Copy each line of the entries below that contains the string "where".

(MATERIAL PROVIDED Opens)

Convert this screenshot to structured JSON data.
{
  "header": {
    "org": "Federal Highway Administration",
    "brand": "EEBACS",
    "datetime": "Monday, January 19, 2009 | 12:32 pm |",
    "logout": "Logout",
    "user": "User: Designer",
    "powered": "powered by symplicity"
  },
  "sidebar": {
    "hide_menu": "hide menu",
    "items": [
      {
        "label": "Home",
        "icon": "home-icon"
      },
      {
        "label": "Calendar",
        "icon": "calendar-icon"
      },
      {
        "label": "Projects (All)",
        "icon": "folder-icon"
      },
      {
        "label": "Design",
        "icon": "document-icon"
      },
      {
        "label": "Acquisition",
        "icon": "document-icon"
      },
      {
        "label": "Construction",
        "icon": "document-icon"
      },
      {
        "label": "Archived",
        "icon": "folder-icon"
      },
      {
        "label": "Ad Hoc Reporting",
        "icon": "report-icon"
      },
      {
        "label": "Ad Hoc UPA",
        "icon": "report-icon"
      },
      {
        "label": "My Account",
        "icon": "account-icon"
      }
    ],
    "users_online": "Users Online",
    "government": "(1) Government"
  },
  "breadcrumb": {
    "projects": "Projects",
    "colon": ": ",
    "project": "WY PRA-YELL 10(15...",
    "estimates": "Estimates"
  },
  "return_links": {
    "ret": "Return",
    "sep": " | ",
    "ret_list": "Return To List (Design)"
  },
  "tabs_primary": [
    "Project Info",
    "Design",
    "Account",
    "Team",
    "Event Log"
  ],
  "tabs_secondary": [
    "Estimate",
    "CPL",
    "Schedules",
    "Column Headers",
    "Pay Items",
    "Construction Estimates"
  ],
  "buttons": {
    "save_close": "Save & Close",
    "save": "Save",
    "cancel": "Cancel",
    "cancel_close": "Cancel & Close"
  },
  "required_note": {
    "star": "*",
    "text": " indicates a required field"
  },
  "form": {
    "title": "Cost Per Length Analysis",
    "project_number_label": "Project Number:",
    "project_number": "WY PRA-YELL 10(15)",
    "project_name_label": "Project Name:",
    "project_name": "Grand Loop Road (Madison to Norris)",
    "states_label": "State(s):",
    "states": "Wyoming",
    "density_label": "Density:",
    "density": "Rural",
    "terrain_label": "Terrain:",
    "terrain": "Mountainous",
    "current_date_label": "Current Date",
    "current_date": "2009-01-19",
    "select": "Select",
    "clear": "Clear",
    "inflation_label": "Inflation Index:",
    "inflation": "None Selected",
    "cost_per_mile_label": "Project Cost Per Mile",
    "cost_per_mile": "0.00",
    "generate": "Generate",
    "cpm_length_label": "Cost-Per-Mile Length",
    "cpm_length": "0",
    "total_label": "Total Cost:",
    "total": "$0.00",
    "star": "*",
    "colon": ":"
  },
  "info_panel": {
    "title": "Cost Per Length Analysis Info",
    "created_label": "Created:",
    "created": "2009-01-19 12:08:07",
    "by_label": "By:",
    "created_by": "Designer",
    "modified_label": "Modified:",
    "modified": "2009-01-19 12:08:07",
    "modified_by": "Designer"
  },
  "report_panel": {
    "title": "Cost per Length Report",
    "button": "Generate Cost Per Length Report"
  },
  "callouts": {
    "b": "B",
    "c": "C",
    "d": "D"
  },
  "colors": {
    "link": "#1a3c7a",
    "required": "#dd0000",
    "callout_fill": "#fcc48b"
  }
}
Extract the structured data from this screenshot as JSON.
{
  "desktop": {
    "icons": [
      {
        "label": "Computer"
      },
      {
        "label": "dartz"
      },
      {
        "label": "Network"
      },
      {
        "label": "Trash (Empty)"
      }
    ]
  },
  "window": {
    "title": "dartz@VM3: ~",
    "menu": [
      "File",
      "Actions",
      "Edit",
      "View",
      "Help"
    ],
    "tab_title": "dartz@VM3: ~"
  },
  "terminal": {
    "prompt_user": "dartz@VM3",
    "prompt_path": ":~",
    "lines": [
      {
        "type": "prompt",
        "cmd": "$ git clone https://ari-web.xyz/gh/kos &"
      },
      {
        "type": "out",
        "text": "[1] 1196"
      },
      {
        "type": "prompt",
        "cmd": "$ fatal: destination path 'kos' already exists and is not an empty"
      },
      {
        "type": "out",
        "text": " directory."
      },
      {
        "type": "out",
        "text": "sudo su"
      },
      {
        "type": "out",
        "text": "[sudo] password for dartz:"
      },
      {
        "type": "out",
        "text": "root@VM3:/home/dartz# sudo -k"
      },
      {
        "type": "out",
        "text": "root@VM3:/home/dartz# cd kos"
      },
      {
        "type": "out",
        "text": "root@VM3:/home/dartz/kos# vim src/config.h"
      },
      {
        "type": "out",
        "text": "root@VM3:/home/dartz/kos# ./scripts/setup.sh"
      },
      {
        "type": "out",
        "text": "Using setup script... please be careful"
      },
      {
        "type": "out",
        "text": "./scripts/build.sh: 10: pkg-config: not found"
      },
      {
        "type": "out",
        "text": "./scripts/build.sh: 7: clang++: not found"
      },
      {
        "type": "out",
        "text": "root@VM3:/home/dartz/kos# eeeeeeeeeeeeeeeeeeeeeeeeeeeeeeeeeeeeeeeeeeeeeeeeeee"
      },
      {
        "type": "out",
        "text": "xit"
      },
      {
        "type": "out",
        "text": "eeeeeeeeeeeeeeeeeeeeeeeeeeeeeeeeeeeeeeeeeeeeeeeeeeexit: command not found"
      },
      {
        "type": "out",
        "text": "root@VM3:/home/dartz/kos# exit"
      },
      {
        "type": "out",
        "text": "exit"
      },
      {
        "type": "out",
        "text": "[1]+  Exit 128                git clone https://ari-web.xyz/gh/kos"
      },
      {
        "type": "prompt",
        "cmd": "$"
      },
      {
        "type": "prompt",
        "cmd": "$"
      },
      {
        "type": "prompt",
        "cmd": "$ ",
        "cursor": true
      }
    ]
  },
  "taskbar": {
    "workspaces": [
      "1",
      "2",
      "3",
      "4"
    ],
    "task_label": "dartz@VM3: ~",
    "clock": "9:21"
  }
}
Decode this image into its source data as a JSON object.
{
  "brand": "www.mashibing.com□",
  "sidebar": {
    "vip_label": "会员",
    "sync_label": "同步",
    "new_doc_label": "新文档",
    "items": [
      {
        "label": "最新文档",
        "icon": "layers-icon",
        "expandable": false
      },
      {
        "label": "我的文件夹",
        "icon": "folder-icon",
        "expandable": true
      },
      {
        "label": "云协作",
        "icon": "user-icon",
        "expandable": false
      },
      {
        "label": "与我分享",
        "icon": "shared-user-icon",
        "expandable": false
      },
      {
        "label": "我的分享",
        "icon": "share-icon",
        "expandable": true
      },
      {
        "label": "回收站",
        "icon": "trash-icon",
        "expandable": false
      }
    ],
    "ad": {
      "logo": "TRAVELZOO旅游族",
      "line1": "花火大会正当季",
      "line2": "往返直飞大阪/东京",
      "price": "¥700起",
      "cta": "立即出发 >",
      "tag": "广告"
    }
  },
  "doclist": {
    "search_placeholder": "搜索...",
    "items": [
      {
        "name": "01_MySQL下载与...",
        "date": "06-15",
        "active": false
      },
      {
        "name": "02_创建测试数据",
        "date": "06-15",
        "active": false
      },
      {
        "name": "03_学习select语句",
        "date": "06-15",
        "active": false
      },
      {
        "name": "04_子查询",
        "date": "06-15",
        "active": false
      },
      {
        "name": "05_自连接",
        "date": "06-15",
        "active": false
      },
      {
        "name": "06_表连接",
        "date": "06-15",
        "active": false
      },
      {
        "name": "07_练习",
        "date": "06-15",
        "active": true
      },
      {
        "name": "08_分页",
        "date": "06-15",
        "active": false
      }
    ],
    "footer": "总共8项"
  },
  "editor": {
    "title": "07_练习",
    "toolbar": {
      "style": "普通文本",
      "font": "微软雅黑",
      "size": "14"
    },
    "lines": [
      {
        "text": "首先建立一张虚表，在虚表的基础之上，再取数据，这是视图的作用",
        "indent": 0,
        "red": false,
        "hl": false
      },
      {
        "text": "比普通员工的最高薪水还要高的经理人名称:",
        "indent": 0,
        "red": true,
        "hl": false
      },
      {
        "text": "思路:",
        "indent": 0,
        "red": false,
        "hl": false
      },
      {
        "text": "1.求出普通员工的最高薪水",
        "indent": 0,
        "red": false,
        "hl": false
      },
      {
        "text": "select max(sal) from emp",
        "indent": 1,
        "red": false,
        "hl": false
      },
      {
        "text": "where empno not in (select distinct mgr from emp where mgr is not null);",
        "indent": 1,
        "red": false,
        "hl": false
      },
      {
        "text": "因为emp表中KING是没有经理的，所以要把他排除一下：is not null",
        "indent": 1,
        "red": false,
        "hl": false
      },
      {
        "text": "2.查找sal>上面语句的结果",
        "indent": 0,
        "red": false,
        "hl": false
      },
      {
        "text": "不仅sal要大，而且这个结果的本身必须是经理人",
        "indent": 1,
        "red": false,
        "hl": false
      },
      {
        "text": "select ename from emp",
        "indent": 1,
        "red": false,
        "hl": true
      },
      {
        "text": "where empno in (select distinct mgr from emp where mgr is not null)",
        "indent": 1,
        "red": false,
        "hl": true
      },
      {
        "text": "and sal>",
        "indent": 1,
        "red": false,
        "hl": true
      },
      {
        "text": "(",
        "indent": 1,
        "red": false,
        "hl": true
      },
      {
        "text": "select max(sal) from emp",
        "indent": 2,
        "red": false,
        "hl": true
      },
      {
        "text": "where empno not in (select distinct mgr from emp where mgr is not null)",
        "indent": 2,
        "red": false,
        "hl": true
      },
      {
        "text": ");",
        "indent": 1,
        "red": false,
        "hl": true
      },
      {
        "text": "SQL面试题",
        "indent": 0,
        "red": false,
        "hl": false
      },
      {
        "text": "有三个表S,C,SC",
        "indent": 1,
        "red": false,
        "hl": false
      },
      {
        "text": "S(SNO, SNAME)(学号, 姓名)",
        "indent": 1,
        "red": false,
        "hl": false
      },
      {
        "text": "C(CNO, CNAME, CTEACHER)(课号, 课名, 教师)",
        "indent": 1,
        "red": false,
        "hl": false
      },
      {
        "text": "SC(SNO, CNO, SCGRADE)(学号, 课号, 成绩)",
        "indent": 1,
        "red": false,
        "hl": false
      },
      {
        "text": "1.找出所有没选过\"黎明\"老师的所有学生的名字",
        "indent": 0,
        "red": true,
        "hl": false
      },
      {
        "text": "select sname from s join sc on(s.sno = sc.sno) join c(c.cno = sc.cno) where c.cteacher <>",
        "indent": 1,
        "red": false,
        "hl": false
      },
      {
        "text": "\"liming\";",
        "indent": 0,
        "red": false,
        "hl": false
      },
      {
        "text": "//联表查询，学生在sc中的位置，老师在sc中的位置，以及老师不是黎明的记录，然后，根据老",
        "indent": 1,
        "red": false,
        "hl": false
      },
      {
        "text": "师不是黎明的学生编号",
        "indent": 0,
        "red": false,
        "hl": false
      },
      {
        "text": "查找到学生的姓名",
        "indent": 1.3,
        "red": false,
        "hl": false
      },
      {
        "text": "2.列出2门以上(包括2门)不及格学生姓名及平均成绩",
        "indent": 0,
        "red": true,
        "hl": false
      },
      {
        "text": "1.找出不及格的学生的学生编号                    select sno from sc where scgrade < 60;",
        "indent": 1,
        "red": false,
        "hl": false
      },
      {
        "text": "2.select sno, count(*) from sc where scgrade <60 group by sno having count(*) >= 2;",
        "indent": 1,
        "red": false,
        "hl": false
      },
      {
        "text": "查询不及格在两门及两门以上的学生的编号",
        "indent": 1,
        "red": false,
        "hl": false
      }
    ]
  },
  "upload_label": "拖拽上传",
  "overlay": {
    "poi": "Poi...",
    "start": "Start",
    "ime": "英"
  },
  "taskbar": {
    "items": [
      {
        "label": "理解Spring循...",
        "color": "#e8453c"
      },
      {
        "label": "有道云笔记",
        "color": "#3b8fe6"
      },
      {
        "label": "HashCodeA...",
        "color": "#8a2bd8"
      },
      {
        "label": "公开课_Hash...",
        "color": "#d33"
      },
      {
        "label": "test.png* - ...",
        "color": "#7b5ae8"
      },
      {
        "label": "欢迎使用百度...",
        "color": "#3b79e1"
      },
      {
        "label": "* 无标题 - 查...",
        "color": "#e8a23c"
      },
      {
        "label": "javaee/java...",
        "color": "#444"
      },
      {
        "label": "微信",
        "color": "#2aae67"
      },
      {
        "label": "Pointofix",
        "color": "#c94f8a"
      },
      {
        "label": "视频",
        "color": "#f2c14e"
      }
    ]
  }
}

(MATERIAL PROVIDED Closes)

▸ **TASK SOLUTION**
        "text": "where empno not in (select distinct mgr from emp where mgr is not null);",
        "text": "where empno in (select distinct mgr from emp where mgr is not null)",
        "text": "where empno not in (select distinct mgr from emp where mgr is not null)",
        "text": "select sname from s join sc on(s.sno = sc.sno) join c(c.cno = sc.cno) where c.cteacher <>",
        "text": "1.找出不及格的学生的学生编号                    select sno from sc where scgrade < 60;",
        "text": "2.select sno, count(*) from sc where scgrade <60 group by sno having count(*) >= 2;",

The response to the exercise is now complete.